§ **What to work on**
Each line below needs to be restated word for word.

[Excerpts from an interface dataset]
########################################
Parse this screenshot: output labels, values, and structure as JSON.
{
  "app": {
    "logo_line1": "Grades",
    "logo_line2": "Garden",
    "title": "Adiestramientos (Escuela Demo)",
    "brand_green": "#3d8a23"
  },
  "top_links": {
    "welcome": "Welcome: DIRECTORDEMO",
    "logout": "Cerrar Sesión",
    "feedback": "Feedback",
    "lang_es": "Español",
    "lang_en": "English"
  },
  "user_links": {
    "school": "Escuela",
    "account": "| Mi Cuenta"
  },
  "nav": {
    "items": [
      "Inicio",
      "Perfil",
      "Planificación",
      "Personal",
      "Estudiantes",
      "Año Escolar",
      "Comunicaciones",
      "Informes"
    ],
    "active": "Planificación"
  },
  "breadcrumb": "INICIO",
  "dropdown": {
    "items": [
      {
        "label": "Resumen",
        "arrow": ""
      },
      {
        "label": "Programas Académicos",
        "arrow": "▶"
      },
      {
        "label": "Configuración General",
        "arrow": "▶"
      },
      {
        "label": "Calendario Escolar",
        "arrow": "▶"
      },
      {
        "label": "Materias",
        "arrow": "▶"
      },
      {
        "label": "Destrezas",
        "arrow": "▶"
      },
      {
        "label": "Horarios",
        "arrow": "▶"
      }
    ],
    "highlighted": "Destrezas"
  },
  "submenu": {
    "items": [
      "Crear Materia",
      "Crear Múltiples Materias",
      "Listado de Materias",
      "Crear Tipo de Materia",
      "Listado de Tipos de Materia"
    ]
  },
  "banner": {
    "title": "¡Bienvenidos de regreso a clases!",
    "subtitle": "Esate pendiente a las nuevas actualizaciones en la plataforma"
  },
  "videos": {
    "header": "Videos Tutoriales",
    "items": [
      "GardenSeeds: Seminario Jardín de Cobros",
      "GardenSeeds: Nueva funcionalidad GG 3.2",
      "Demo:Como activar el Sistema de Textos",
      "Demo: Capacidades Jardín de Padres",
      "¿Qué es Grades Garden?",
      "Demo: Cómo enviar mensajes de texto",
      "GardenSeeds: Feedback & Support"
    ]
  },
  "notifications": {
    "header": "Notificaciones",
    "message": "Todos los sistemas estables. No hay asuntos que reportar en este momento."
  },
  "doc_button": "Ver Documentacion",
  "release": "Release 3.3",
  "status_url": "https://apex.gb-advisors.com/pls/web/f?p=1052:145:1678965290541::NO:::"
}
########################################
§ **Exercise response**
Parse this screenshot: output labels, values, and structure as JSON.
{
  "app": {
    "logo_line1": "Grades",
    "logo_line2": "Garden",
    "title": "Adiestramientos (Escuela Demo)",
    "brand_green": "#3d8a23"
  },
  "top_links": {
    "welcome": "Welcome: DIRECTORDEMO",
    "logout": "Cerrar Sesión",
    "feedback": "Feedback",
    "lang_es": "Español",
    "lang_en": "English"
  },
  "user_links": {
    "school": "Escuela",
    "account": "| Mi Cuenta"
  },
  "nav": {
    "items": [
      "Inicio",
      "Perfil",
      "Planificación",
      "Personal",
      "Estudiantes",
      "Año Escolar",
      "Comunicaciones",
      "Informes"
    ],
    "active": "Planificación"
  },
  "breadcrumb": "INICIO",
  "dropdown": {
    "items": [
      {
        "label": "Resumen",
        "arrow": ""
      },
      {
        "label": "Programas Académicos",
        "arrow": "▶"
      },
      {
        "label": "Configuración General",
        "arrow": "▶"
      },
      {
        "label": "Calendario Escolar",
        "arrow": "▶"
      },
      {
        "label": "Materias",
        "arrow": "▶"
      },
      {
        "label": "Destrezas",
        "arrow": "▶"
      },
      {
        "label": "Horarios",
        "arrow": "▶"
      }
    ],
    "highlighted": "Destrezas"
  },
  "submenu": {
    "items": [
      "Crear Materia",
      "Crear Múltiples Materias",
      "Listado de Materias",
      "Crear Tipo de Materia",
      "Listado de Tipos de Materia"
    ]
  },
  "banner": {
    "title": "¡Bienvenidos de regreso a clases!",
    "subtitle": "Esate pendiente a las nuevas actualizaciones en la plataforma"
  },
  "videos": {
    "header": "Videos Tutoriales",
    "items": [
      "GardenSeeds: Seminario Jardín de Cobros",
      "GardenSeeds: Nueva funcionalidad GG 3.2",
      "Demo:Como activar el Sistema de Textos",
      "Demo: Capacidades Jardín de Padres",
      "¿Qué es Grades Garden?",
      "Demo: Cómo enviar mensajes de texto",
      "GardenSeeds: Feedback & Support"
    ]
  },
  "notifications": {
    "header": "Notificaciones",
    "message": "Todos los sistemas estables. No hay asuntos que reportar en este momento."
  },
  "doc_button": "Ver Documentacion",
  "release": "Release 3.3",
  "status_url": "https://apex.gb-advisors.com/pls/web/f?p=1052:145:1678965290541::NO:::"
}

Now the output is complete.